Work to complete => All the records that follow need to be reproduced exactly. Omit the images.

Extracted material =>

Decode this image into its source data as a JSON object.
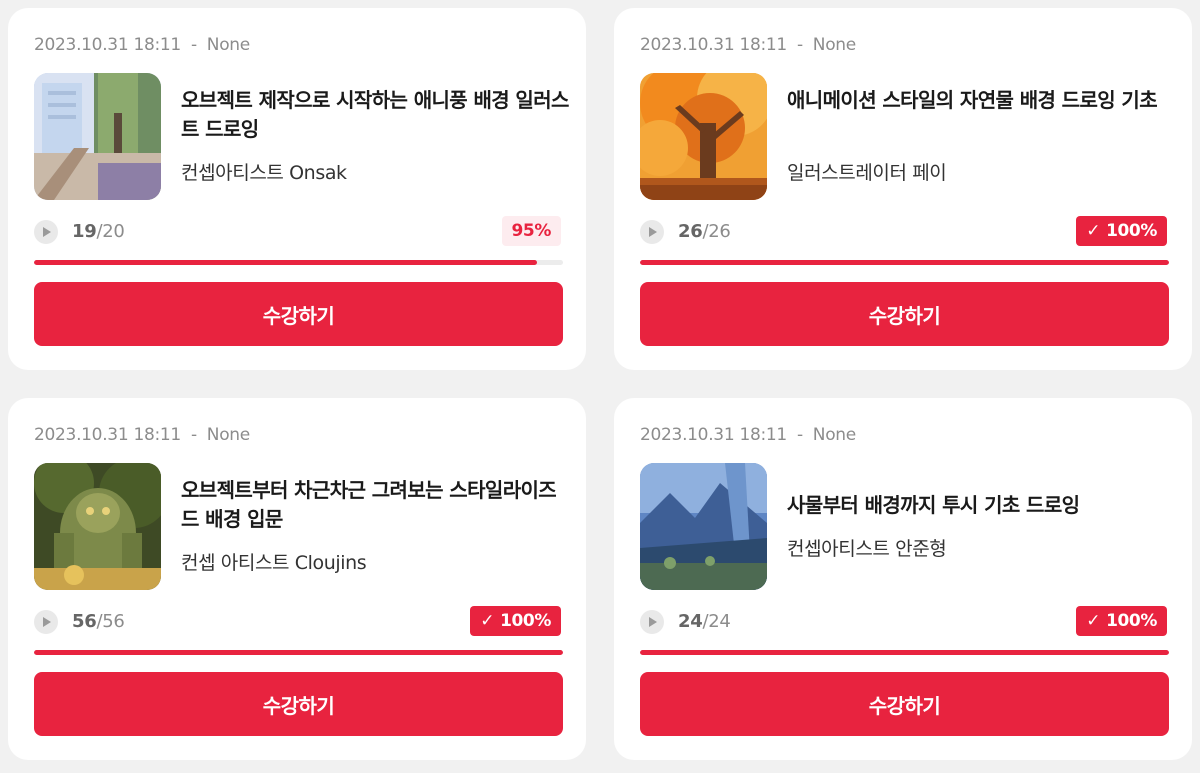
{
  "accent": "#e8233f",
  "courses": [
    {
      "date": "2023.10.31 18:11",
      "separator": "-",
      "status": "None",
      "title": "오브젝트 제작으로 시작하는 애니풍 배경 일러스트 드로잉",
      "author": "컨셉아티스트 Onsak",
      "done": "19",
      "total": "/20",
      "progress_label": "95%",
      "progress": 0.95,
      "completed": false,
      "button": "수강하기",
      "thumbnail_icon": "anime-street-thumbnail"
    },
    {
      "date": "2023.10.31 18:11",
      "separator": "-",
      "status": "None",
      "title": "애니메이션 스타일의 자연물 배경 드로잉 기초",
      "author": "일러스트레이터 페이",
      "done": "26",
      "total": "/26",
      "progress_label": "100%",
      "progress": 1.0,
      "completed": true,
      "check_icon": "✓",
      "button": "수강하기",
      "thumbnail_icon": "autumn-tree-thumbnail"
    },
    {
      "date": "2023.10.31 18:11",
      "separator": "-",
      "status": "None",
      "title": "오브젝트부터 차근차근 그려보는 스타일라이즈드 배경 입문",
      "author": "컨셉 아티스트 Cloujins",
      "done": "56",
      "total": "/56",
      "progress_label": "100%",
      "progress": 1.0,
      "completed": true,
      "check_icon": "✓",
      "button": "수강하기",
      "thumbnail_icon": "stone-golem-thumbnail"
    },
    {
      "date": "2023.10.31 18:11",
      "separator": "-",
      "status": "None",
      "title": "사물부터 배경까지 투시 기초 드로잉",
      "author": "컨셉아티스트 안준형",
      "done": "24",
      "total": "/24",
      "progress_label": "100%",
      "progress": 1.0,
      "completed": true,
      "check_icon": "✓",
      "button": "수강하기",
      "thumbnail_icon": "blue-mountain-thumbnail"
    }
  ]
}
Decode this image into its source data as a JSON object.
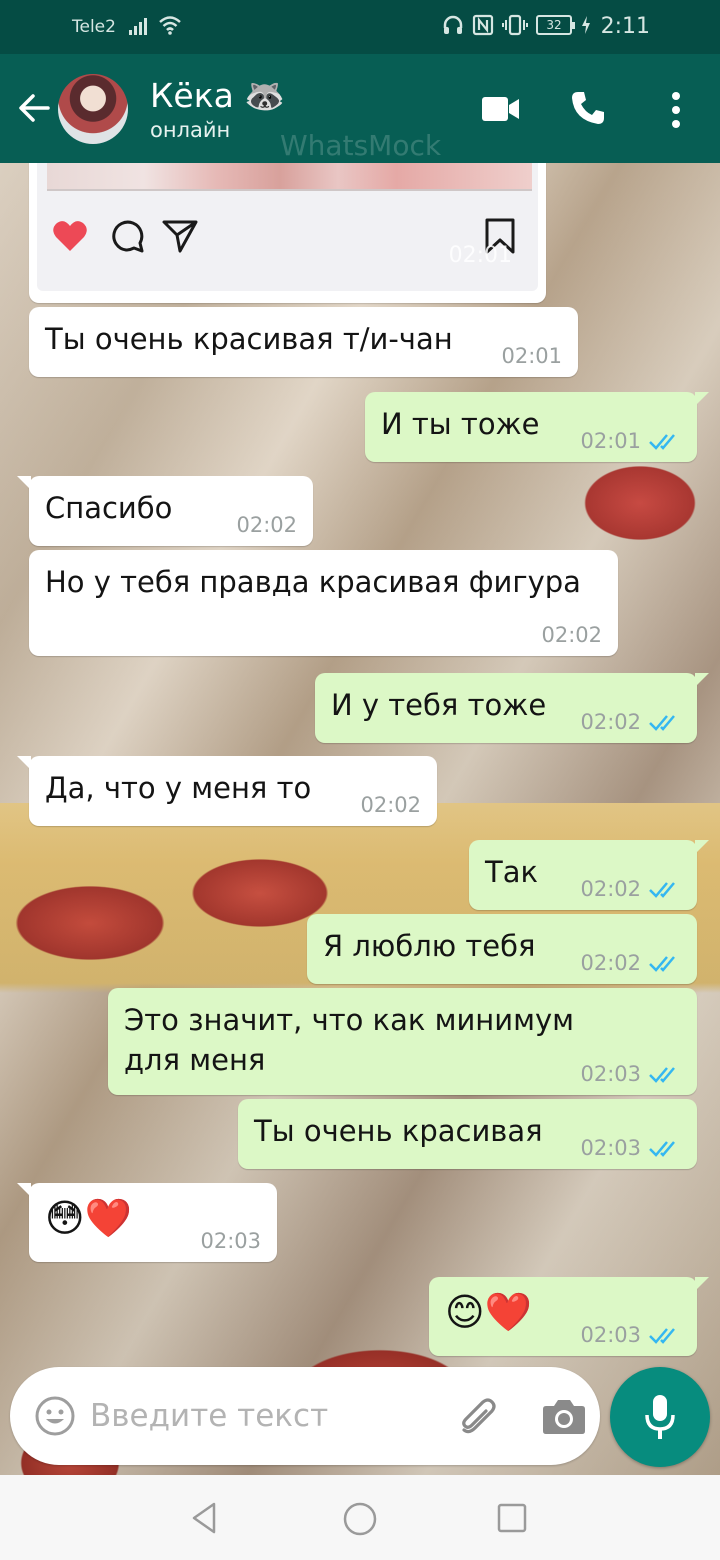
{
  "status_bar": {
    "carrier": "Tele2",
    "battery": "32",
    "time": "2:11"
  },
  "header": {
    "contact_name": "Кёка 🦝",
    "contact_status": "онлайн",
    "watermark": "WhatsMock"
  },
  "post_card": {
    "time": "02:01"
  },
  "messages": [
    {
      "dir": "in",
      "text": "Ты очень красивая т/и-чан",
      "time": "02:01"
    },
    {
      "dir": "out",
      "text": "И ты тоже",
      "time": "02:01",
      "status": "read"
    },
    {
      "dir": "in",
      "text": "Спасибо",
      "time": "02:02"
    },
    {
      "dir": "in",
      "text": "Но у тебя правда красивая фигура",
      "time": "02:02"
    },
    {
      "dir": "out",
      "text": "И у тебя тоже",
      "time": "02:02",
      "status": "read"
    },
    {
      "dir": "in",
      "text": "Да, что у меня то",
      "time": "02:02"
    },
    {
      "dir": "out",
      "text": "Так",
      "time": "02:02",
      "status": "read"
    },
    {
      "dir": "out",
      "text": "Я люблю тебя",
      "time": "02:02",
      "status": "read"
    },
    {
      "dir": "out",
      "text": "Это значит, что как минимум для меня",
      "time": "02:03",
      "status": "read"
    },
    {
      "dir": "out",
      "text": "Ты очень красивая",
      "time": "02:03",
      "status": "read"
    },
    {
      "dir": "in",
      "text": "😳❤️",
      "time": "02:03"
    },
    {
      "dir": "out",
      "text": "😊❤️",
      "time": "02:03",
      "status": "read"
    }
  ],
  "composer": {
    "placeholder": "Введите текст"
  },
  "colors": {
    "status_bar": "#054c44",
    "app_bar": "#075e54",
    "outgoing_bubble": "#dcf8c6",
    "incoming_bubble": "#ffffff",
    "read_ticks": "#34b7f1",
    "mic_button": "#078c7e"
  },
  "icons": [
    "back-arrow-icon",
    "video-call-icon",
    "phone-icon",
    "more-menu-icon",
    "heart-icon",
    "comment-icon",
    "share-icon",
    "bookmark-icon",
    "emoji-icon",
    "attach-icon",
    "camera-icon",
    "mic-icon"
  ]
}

Reply =>
Decode this image into its source data as a JSON object.
{
  "accent": "#e8233f",
  "courses": [
    {
      "date": "2023.10.31 18:11",
      "separator": "-",
      "status": "None",
      "title": "오브젝트 제작으로 시작하는 애니풍 배경 일러스트 드로잉",
      "author": "컨셉아티스트 Onsak",
      "done": "19",
      "total": "/20",
      "progress_label": "95%",
      "progress": 0.95,
      "completed": false,
      "button": "수강하기",
      "thumbnail_icon": "anime-street-thumbnail"
    },
    {
      "date": "2023.10.31 18:11",
      "separator": "-",
      "status": "None",
      "title": "애니메이션 스타일의 자연물 배경 드로잉 기초",
      "author": "일러스트레이터 페이",
      "done": "26",
      "total": "/26",
      "progress_label": "100%",
      "progress": 1.0,
      "completed": true,
      "check_icon": "✓",
      "button": "수강하기",
      "thumbnail_icon": "autumn-tree-thumbnail"
    },
    {
      "date": "2023.10.31 18:11",
      "separator": "-",
      "status": "None",
      "title": "오브젝트부터 차근차근 그려보는 스타일라이즈드 배경 입문",
      "author": "컨셉 아티스트 Cloujins",
      "done": "56",
      "total": "/56",
      "progress_label": "100%",
      "progress": 1.0,
      "completed": true,
      "check_icon": "✓",
      "button": "수강하기",
      "thumbnail_icon": "stone-golem-thumbnail"
    },
    {
      "date": "2023.10.31 18:11",
      "separator": "-",
      "status": "None",
      "title": "사물부터 배경까지 투시 기초 드로잉",
      "author": "컨셉아티스트 안준형",
      "done": "24",
      "total": "/24",
      "progress_label": "100%",
      "progress": 1.0,
      "completed": true,
      "check_icon": "✓",
      "button": "수강하기",
      "thumbnail_icon": "blue-mountain-thumbnail"
    }
  ]
}
Decode this image into its source data as a JSON object.
{
  "status_bar": {
    "carrier": "Tele2",
    "battery": "32",
    "time": "2:11"
  },
  "header": {
    "contact_name": "Кёка 🦝",
    "contact_status": "онлайн",
    "watermark": "WhatsMock"
  },
  "post_card": {
    "time": "02:01"
  },
  "messages": [
    {
      "dir": "in",
      "text": "Ты очень красивая т/и-чан",
      "time": "02:01"
    },
    {
      "dir": "out",
      "text": "И ты тоже",
      "time": "02:01",
      "status": "read"
    },
    {
      "dir": "in",
      "text": "Спасибо",
      "time": "02:02"
    },
    {
      "dir": "in",
      "text": "Но у тебя правда красивая фигура",
      "time": "02:02"
    },
    {
      "dir": "out",
      "text": "И у тебя тоже",
      "time": "02:02",
      "status": "read"
    },
    {
      "dir": "in",
      "text": "Да, что у меня то",
      "time": "02:02"
    },
    {
      "dir": "out",
      "text": "Так",
      "time": "02:02",
      "status": "read"
    },
    {
      "dir": "out",
      "text": "Я люблю тебя",
      "time": "02:02",
      "status": "read"
    },
    {
      "dir": "out",
      "text": "Это значит, что как минимум для меня",
      "time": "02:03",
      "status": "read"
    },
    {
      "dir": "out",
      "text": "Ты очень красивая",
      "time": "02:03",
      "status": "read"
    },
    {
      "dir": "in",
      "text": "😳❤️",
      "time": "02:03"
    },
    {
      "dir": "out",
      "text": "😊❤️",
      "time": "02:03",
      "status": "read"
    }
  ],
  "composer": {
    "placeholder": "Введите текст"
  },
  "colors": {
    "status_bar": "#054c44",
    "app_bar": "#075e54",
    "outgoing_bubble": "#dcf8c6",
    "incoming_bubble": "#ffffff",
    "read_ticks": "#34b7f1",
    "mic_button": "#078c7e"
  },
  "icons": [
    "back-arrow-icon",
    "video-call-icon",
    "phone-icon",
    "more-menu-icon",
    "heart-icon",
    "comment-icon",
    "share-icon",
    "bookmark-icon",
    "emoji-icon",
    "attach-icon",
    "camera-icon",
    "mic-icon"
  ]
}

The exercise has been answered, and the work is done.